Today is the launch party for Eric Musgrave’s new book, Sharp Suits. It’s being held at Richard James’s premises on Savile Row – the proprietor also lending an introduction to the book.
Sharp Suits itself is a very welcome addition to the literature on classic men’s tailoring. There is precious little of it about.
Alan Flusser dominates the field, with his most recent publication, Dressing the Man, a primer for everyone interested in classic menswear. Indeed, it’s so good that I stole from it for the title of my blog – the book is subtitled Mastering the Art of Permanent Style.
Beyond Flusser, there are idiosyncratic works like Nicholas Antongiavanni’s The Suit and Nicholas Storey’s History of Men’s Fashion.
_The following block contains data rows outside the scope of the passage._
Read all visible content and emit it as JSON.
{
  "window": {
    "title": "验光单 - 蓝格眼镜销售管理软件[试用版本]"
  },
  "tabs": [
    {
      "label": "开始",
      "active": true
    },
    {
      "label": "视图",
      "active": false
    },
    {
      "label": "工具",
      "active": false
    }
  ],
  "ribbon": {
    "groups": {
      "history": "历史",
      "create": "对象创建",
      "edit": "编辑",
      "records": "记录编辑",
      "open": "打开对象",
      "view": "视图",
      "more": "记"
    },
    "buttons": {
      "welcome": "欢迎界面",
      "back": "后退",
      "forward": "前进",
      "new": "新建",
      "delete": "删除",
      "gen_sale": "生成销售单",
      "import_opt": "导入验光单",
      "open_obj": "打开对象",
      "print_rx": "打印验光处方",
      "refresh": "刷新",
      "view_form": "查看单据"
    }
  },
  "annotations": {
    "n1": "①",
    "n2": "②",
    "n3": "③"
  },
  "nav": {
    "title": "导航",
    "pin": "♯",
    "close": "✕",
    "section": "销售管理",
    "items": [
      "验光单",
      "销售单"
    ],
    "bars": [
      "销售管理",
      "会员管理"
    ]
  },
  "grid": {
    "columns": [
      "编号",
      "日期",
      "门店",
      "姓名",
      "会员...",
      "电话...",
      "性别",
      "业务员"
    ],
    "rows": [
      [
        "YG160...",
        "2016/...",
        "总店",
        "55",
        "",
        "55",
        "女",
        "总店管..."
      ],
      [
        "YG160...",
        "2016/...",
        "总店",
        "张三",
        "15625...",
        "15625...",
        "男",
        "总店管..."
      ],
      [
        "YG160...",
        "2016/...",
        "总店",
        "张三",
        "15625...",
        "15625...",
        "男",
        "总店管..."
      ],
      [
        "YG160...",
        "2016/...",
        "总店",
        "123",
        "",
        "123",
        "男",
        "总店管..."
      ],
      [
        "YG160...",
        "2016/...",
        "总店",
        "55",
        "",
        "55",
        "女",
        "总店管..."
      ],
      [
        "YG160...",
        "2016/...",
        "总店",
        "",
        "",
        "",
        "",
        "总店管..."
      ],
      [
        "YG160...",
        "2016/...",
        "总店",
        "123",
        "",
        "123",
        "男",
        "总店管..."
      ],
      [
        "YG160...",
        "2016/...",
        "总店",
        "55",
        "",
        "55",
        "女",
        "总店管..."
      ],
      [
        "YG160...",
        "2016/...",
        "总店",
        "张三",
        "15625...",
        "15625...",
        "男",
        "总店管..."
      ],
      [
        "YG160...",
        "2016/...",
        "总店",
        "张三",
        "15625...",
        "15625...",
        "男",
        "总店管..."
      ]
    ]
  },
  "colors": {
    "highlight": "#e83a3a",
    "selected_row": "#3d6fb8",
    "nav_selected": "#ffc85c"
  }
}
The first is a job pitch that is entertaining but feels the lack of illustrations; the second is an English barrister’s rather particular opinion on clothes, and isn’t really much of a history. There are others, but really Flusser is the only one I would recommend without qualification. Until now.
Musgrave’s book is superb and should really be titled A History of The Suit; it would have been a more accurate title, though perhaps less appealing. Sharp suits takes the reader through several, from different cultural viewpoints. The first is a basic outline, from Charles II’s adoption of the Persian vest (and hence the three-piece suit) through to Armani and Prada. The others look at suit design, royalty, the Italians, the Americans, the French, rock stars and move stars (in that order).
Each chapter is lucidly and sharply written – as you’d expect from an ex-editor. But the personal touches are the brightest aspect of the text. Much of the factual timeline I already knew, but hearing about Musgrave’s commissioning of a brown, double-breasted suit from a rather frustrated tailor at Burton’s, or his recollection of an eighties suit made from cellophane, adds a lot of needed colour.
The other reason to buy this book is the sheer volume and quality of the images. Flusser, as more of a ‘how to’ book, is illustrated by swatches and examples. Other works lack good photos at all. Indeed, Sharp Suits is probably most similar in aim to Laurence Llewelyn-Bowen’s Men of Fashion, a radio show earlier this year that presented a cultural history of menswear. But that sorely lacked pictures. Musgrave’s book makes up for it in spades.
If anyone asked me what primers they should read on classic menswear, I would recommend Dressing the Man and Sharp Suits. One is a guide, the other a history; one definitely American, the other more European.